Exercise |
Scan the entries that follow for the word "Storage", then report every line in which it appears.

Data to process |
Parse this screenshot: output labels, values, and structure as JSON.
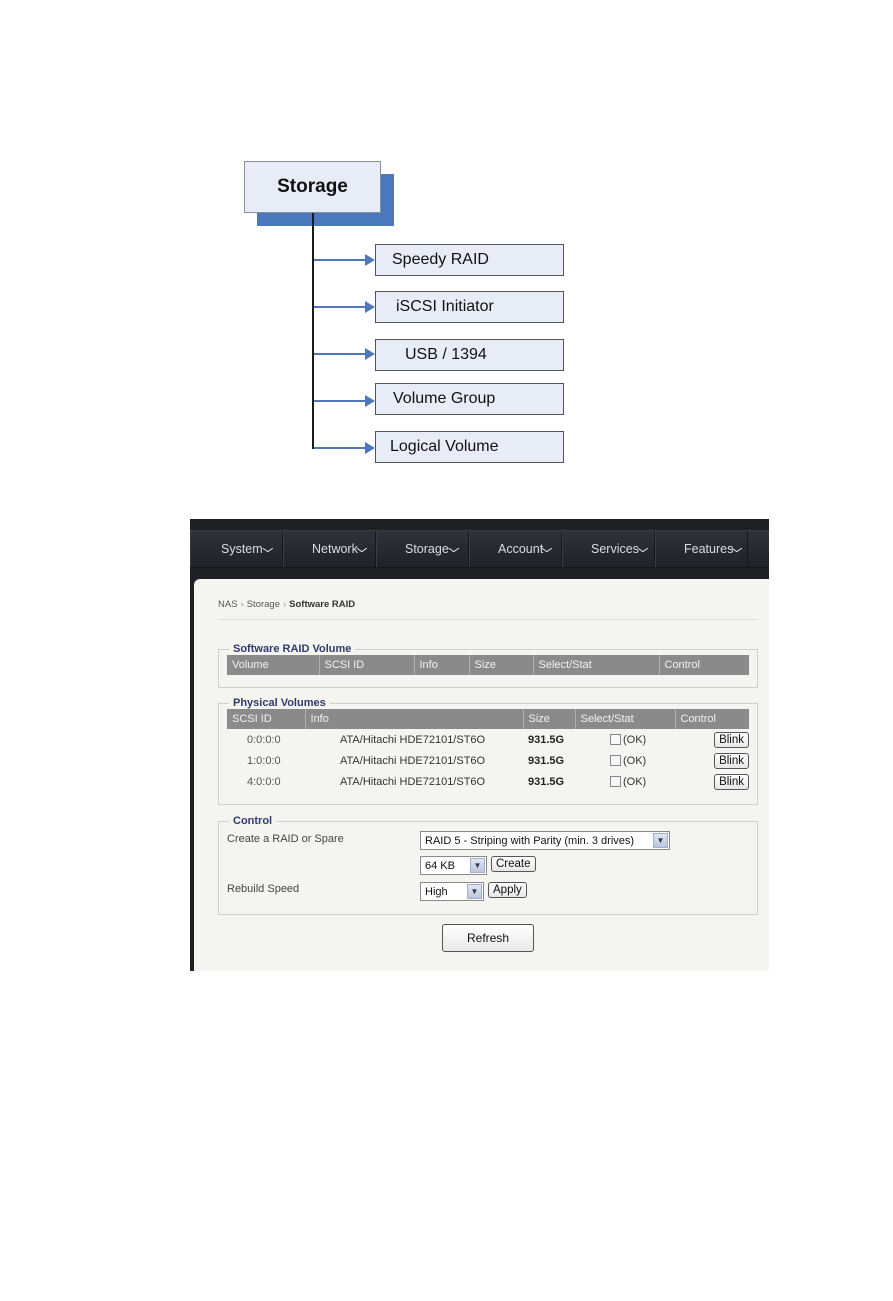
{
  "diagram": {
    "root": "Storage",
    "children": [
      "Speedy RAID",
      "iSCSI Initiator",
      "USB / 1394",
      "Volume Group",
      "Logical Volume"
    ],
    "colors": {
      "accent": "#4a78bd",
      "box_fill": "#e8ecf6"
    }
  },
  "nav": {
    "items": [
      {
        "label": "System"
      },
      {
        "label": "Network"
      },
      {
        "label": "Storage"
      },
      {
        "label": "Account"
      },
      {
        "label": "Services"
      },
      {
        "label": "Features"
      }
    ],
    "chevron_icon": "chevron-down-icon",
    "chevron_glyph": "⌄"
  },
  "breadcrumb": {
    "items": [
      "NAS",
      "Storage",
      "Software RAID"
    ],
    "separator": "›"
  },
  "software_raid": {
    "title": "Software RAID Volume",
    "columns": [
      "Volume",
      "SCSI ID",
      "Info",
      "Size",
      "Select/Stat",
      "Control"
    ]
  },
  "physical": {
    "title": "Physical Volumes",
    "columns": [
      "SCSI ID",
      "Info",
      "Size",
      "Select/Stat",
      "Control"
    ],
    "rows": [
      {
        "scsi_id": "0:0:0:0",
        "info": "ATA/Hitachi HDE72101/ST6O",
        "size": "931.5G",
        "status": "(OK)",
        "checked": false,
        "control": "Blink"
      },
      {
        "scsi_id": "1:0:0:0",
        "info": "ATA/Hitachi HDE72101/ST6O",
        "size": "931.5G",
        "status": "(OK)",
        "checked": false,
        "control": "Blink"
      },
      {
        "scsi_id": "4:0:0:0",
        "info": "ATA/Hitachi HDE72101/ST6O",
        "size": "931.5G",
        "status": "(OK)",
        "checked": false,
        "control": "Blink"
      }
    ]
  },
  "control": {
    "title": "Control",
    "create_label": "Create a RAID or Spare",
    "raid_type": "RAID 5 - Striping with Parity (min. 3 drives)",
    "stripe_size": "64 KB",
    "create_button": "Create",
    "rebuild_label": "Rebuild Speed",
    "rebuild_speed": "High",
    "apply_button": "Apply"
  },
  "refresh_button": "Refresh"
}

Exercise solution |
    "root": "Storage",
        "label": "Storage"
      "Storage",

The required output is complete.